The teacher arranges for Ethan to go away for a few months to a wealthy sponsor’s property (in Enon, the setting of Harding’s second novel), who will then send him off to art school. What Ethan doesn’t know is that his teacher is racist. He’s decided that, since Ethan is the one person in his family who appears white, he would be better off separated from his visibly Black sisters, father, and grandmother, who will be evicted before he can return. It is a cruel family separation, like so many others in North America’s past.

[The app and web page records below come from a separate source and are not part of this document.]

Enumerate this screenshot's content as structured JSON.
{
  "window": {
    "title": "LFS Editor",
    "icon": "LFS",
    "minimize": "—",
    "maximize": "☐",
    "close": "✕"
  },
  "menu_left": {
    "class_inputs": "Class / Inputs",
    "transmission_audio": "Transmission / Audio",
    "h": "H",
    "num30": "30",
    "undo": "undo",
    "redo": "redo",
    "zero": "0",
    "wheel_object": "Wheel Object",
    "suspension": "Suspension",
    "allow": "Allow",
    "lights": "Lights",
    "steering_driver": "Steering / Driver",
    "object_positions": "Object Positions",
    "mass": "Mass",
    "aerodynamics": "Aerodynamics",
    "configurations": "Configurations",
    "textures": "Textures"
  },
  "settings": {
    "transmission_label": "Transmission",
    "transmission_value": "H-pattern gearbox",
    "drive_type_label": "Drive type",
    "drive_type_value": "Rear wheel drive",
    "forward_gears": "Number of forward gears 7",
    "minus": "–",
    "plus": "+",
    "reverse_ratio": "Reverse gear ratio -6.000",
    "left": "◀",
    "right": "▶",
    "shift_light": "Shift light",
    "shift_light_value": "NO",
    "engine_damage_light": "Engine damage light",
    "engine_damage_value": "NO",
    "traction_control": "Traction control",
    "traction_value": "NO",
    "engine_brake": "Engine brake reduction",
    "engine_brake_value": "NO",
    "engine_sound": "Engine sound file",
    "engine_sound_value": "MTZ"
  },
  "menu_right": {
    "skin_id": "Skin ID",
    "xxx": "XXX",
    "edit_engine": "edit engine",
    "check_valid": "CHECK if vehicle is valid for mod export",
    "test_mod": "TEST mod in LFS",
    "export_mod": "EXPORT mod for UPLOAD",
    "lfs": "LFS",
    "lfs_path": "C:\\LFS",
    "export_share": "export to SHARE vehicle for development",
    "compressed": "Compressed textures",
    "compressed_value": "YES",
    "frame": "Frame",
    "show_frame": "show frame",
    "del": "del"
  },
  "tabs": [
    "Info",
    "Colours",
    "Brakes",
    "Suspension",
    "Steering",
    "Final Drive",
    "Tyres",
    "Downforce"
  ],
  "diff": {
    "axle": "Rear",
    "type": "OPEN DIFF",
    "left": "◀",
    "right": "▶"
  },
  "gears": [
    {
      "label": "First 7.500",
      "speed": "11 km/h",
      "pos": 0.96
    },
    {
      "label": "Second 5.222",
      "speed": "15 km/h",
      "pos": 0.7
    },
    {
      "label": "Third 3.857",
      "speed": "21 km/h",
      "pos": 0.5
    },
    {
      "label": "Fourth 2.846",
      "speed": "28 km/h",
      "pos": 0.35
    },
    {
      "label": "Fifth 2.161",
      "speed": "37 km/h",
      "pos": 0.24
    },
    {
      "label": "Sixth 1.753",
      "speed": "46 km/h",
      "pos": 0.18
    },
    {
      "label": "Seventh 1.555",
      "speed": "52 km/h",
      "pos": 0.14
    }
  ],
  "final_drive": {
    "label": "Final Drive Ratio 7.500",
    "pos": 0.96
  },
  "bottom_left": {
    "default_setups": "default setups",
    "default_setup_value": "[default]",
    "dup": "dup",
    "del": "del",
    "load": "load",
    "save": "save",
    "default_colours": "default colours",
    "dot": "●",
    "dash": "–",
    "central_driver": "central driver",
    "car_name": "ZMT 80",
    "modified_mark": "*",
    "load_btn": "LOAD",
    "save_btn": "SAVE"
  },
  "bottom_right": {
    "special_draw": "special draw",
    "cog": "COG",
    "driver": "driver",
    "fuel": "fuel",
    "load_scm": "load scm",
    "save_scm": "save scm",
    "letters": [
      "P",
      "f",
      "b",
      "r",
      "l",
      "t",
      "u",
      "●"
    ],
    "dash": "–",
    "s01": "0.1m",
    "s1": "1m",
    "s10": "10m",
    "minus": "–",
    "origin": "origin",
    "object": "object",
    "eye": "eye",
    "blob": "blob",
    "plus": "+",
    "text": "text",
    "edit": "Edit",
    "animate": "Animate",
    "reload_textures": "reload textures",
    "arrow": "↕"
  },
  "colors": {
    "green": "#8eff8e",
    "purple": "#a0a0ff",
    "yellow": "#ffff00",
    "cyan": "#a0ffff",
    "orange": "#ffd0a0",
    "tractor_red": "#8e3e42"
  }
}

Poor Ethan is not told what’s happening; he’s not briefed about the racism he might encounter or much of anything about the industrialized world he’s about to enter. His innocence protects him, somewhat; there is a lovely passage of his barely-understood glimpses of modernity on his way to his host’s grand farm.

Harding has a gift for using language with intense precision that evokes his characters’ points of view, whether he’s portraying a tide pool on the island as seen by someone who’s never left it or the way Ethan, who’s never been in a multistory home, feels when he walks through his patron’s cluttered mansion. In that way, this book — all books, really — are about language, about how a writer builds a world for us readers.

That goes double, though, once Ethan reaches the farm. He and a maid there have an idyllic, sun-soaked affair, and he draws and paints the summer and her and the landscape. Harding’s descriptions are extraordinary.

This is Ethan painting: “Stack the clouds piled in rows across the meadow, simmering, hovering, combed fog stitched by the bottom to the short shorn grass, vegetal, green, drying in the day, dehydrating in the sun, sweet and wet then dry and sweet and perfuming the meadow” — there’s not enough room for it all — “How to get dawn, noon, and dusk all at once. How to get the heat. The forms and light and colors describe themselves to Ethan with perfect clarity and harmony, without explanation of reason, and he copies them down onto the canvas with the paints.” This is the project of the artist, Ethan, but it is also the project of Harding, the writer, who is putting this vision down on the page.


Of course, a fall is coming to this Eden, and the one on the island, too. From the first pages, we’ve known the islanders will be removed, scattered, institutionalized. Other subsistence hamlets along Maine’s coast were allowed to survive but Malaga Island was not. That is a tragic story, whose real shape is different from the one Harding has so richly imagined. The Apple Islanders and readers have the small consolation that despite all the cruelty they face, art survives.


By Paul Harding

W.W. Norton, 224 pp., $28

Carolyn Kellogg, former books editor of the LA Times, now lives in the Hudson Valley.